You have not yet resisted to the point of shedding blood in your striving against sin; and you have forgotten the exhortation which is addressed to you as sons,

“My son, do not regard lightly the discipline of the Lord,
Nor faint when you are reproved by Him;
For those whom the Lord loves He disciplines,
And He scourges every son whom He receives.”

It is for discipline that you endure; God deals with you as with sons; for what son is there whom his father does not discipline? But if you are without discipline, of which all have become partakers, then you are illegitimate children and not sons. Furthermore, we had earthly fathers to discipline us, and we respected them; shall we not much rather be subject to the Father of spirits, and live?  For they disciplined us for a short time as seemed best to them, but He disciplines us for our good, so that we may share His holiness. All discipline for the moment seems not to be joyful, but sorrowful; yet to those who have been trained by it, afterwards it yields the peaceful fruit of righteousness.

Therefore, strengthen the hands that are weak and the knees that are feeble, and make straight paths for your feet, so that the limb which is lame may not be put out of joint, but rather be healed. (Hebrews 12:1-13)

Thursday, February 8, 2018

God, Grace, and Lemon Meringue Pie

I got up early Saturday morning, made coffee, set out pie crusts to thaw, moved a mountain of laundry, spent time in Bible reading and prayer then shaped the crusts and put them in the oven. A child headed out for the day--and as I listened to my book on tape and started the lemon filling, I was happy and thankful.

Then the filling boiled, the pie crusts were done, and the husband entered the kitchen. I couldn't turn off my headset, the crusts fell apart and the filling continued to bubble. In that moment--and the ones that followed--I realized how little control I had.

We know we need God for the big stuff: a job, which job?, school? life partner? church? move? But the truth is, we need His help when it comes to making lemon meringue pie, too. I know I do.

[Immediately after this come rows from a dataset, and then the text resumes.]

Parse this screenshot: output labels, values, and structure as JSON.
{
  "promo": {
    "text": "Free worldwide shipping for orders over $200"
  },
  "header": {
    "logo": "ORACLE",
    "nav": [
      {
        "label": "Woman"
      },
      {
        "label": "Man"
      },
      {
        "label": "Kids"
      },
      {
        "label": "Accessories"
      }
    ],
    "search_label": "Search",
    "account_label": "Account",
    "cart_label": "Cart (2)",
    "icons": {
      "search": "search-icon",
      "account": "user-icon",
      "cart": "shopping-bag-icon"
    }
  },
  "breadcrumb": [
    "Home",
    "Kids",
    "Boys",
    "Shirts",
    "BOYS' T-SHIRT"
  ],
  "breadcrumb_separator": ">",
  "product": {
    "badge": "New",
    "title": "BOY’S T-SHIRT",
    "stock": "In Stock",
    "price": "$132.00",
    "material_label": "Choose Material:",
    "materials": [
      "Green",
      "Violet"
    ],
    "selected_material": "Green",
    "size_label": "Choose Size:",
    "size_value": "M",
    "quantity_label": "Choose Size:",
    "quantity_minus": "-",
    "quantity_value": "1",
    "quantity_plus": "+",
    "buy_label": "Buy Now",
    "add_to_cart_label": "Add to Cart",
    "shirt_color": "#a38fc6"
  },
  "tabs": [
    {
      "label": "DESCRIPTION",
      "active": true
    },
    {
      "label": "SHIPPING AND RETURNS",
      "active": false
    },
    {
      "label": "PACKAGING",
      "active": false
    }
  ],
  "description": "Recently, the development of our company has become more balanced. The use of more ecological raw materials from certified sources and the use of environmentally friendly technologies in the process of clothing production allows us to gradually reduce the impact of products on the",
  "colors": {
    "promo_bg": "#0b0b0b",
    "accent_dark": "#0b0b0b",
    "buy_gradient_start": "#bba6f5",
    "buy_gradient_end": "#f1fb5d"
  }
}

After baking new crusts I prayed the filling would set, the meringue would hold, and continued praying, step-by-step, holding my breath as I packed multiple items for that day's fundraiser. God's grace extends to every moment, every choice, every thing that falls into place, and every thing that goes awry. We weren't in the Garden when God placed Adam and Eve, but His daily presence and interaction--as well as Scripture that exhorts us to trust Him--remind us that He created us to be fully dependent. God does not expect us to do it on our own. The American ideal of independence, especially individual independence, is not biblical. We cannot do it on our own. We can't make anything turn out the way we intended--either by wishing or extreme effort. When it does, if it does, it is an act of God's grace and favor.

The more I cry out to Him, ask for His help, and acknowledge His grace, the more praise, glory and honor He receives. The more I ask, the more He reveals Himself and is seen for who He really is. This week, I'm praising Him for lemon meringue pies (among other common and special graces).

As for God, His way is blameless;
The word of the Lord is tried;
He is a shield to all who take refuge in Him.
For who is God, but the Lord?
And who is a rock, except our God,
The God who girds me with strength
And makes my way blameless?
He makes my feet like hinds’ feet,
And sets me upon my high places.
He trains my hands for battle,
So that my arms can bend a bow of bronze.
You have also given me the shield of Your salvation,
And Your right hand upholds me;
And Your gentleness makes me great.
You enlarge my steps under me,
And my feet have not slipped. (Ps. 18:30-36)